Renal cell carcinoma: histological classification and correlation with imaging findings.

Muglia VF, Prando A - Radiol Bras (2015 May-Jun)

Papillary RCC variant. A: MRI, axial, T2-weighted image showingexpansile, homogeneous lesion with intense hyposignal. B:Contrast-enhanced MRI, axial, T1-weighted image showing a remarkably hypovascularlesion in relation to the adjacent cortex.
© Copyright Policy - open-access
Related In: Results  -  Collection

License
Show All Figures
getmorefigures.php?uid=PMC4492569&req=5

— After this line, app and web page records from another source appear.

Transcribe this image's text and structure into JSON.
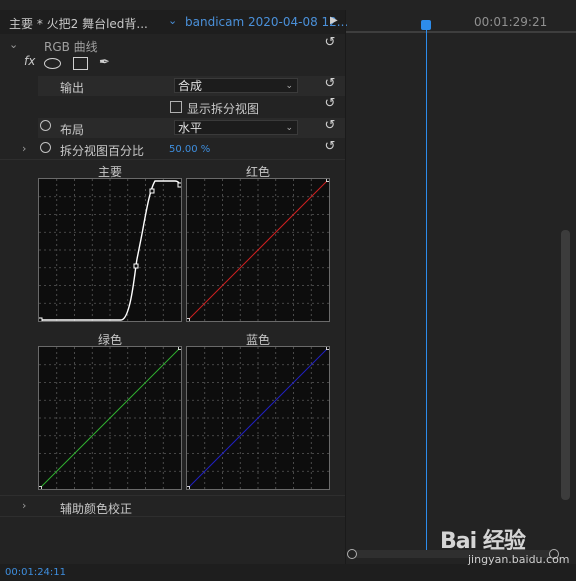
{
  "header": {
    "source_tab": "主要 * 火把2 舞台led背...",
    "clip_tab": "bandicam 2020-04-08 12...",
    "timeline_timecode": "00:01:29:21"
  },
  "effect": {
    "name": "RGB 曲线",
    "fx_label": "fx",
    "output_label": "输出",
    "output_value": "合成",
    "split_view_label": "显示拆分视图",
    "layout_label": "布局",
    "layout_value": "水平",
    "split_percent_label": "拆分视图百分比",
    "split_percent_value": "50.00 %",
    "secondary_label": "辅助颜色校正"
  },
  "curves": [
    {
      "title": "主要",
      "color": "#ffffff"
    },
    {
      "title": "红色",
      "color": "#d02020"
    },
    {
      "title": "绿色",
      "color": "#30b030"
    },
    {
      "title": "蓝色",
      "color": "#2020c0"
    }
  ],
  "footer": {
    "timecode": "00:01:24:11"
  },
  "watermark": {
    "brand": "Bai 经验",
    "url": "jingyan.baidu.com"
  }
}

f04: Papillary RCC variant. A: MRI, axial, T2-weighted image showingexpansile, homogeneous lesion with intense hyposignal. B:Contrast-enhanced MRI, axial, T1-weighted image showing a remarkably hypovascularlesion in relation to the adjacent cortex.
Mentions: At CT and MRI, such tumors tend to appear more homogeneous than ccRCC and hypovascularas compared with the adjacent renal parenchyma(15,16,22). In the corticomedullary phase at contrast-enhanced CT,these tumors tend to present a mean density ranging between 50-60 HU, and 65-75 HU inthe nephrographic phase (progressive uptake). At MRI, papillary carcinomas frequentlymanifest as peripheral lesions with intense hyposignal on T2-weighted images (Figure 4), presumably due to the intratumoralhemosiderin content(23) or to theirarchitectural arrangement. Lesions > 4.0 cm in diameter may be heterogeneous due tothe presence of necrosis, hemorrhage and calcification. Only rarely these tumors maypresent internal foci of macroscopic fat (interstitial macrophage with cholesterol) oreven intracytoplasmic fat and, in this case, signal loss is also observed on the out ofphase sequence at chemical shift imaging.

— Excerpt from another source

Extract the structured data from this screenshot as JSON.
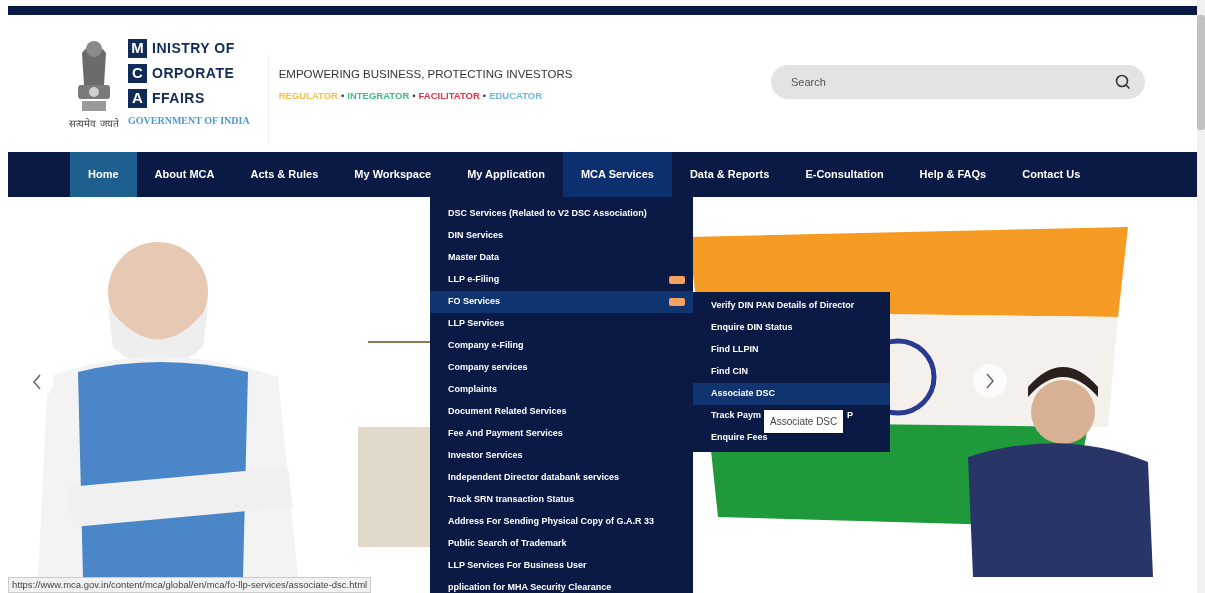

Bottom Line: The histological classification of RCCs is of utmost importance, considering the significant prognostic and therapeutic implications of its histological subtypes.The present study is aimed at reviewing the main clinical and imaging findings of histological RCC subtypes.Abstract available from the publisher.

View Article: PubMed Central - PubMed

Affiliation: Postdoctoral Scholar, Associate Professor at Centro de Ciências das Imagens e Física Médica (CCIFM) - Faculdade de Medicina de Ribeirão Preto da Universidade de São Paulo (FMRP-USP), Ribeirão Preto, SP, Brazil.

ABSTRACT
Renal cell carcinoma (RCC) is the seventh most common histological type of cancer in the Western world and has shown a sustained increase in its prevalence. The histological classification of RCCs is of utmost importance, considering the significant prognostic and therapeutic implications of its histological subtypes. Imaging methods play an outstanding role in the diagnosis, staging and follow-up of RCC. Clear cell, papillary and chromophobe are the most common histological subtypes of RCC, and their preoperative radiological characterization, either followed or not by confirmatory percutaneous biopsy, may be particularly useful in cases of poor surgical condition, metastatic disease, central mass in a solitary kidney, and in patients eligible for molecular targeted therapy. New strategies recently developed for treating renal cancer, such as cryo and radiofrequency ablation, molecularly targeted therapy and active surveillance also require appropriate preoperative characterization of renal masses. Less common histological types, although sharing nonspecific imaging features, may be suspected on the basis of clinical and epidemiological data. The present study is aimed at reviewing the main clinical and imaging findings of histological RCC subtypes.

No MeSH data available.


Related in: MedlinePlus